Average U.S. mortgage interest rates declined for the week ending May 2, 2019, after increasing four consecutive weeks, according to Freddie Mac's weekly Primary Mortgage Market Survey.
The 30-year, fixed-rate mortgage loan averaged 4.14 percent, with an average 0.5 point, compared to 4.20 percent the previous week and 4.55 percent during the same week last year.
Average 30-year interest rates have remained below year-ago levels for 12 consecutive weeks. The 30-year mortgage interest rate averaged above 5 percent as recently as November 2018, but interest rates declined rapidly earlier this year.

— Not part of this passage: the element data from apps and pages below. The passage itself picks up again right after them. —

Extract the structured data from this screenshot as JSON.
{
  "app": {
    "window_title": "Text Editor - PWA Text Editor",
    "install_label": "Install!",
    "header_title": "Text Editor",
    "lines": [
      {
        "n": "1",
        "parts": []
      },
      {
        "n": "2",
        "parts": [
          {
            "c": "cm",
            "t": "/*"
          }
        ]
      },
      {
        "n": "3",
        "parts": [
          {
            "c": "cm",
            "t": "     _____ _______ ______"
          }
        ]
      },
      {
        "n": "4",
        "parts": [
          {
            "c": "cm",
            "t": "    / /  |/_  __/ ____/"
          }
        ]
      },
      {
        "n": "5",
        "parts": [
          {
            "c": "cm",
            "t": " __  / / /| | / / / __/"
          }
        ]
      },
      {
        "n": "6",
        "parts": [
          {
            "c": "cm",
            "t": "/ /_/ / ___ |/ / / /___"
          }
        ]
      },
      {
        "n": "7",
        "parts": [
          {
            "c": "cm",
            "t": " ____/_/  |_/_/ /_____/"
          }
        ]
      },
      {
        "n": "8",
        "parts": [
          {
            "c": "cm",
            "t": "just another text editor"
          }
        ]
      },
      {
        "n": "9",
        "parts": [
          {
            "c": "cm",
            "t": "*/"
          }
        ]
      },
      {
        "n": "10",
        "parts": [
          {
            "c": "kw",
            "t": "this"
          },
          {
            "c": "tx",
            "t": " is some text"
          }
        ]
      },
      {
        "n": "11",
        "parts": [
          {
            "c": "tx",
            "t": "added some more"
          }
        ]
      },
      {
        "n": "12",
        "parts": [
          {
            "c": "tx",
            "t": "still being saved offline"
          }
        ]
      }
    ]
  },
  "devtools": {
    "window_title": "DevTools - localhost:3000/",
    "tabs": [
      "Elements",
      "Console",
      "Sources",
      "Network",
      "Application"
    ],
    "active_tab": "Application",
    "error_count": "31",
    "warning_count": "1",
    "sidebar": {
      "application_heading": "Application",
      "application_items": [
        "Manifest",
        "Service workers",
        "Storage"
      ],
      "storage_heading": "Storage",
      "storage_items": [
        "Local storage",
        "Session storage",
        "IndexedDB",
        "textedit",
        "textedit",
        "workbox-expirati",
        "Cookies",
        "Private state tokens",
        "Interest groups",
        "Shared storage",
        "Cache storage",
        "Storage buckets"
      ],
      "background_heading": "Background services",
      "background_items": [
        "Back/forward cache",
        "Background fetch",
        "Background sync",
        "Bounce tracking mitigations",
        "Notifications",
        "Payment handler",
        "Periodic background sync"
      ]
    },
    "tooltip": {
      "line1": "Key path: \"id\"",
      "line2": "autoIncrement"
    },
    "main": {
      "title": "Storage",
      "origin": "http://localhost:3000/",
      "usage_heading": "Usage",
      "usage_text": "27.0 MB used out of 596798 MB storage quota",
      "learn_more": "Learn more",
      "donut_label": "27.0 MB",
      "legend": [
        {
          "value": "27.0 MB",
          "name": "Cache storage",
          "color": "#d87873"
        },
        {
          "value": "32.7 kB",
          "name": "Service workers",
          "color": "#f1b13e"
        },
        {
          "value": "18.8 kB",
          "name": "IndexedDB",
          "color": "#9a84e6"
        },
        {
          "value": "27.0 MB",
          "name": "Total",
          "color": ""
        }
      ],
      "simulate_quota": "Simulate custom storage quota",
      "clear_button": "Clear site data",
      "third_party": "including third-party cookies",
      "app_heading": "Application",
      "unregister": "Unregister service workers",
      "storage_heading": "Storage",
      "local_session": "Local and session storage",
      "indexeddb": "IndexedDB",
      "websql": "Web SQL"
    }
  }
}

"Slightly weaker inflation and labor economic data caused mortgage rates to dip this week," Sam Khater, Freddie Mac's chief economist, said. "Moving into summer, we expect rates to be about a quarter to half a percentage point lower than where they were last year, which is good news for the housing market. These lower rates combined with solid economic growth, low inflation, and rebounding consumer confidence should provide a solid foundation for home sales to continue to improve over the next couple of months."
The 15-year, fixed-rate mortgage loan averaged 3.60 percent, with an average 0.4 point, down from 3.64 the prior week. A year ago, the 15-year note averaged 4.03 percent.
The five-year, adjustable-rate mortgage (ARM) averaged 3.68 percent, with an average 0.4 point, a decline from the week before when it averaged 3.77 percent. During the same week in 2018, the five-year ARM averaged 3.69 percent.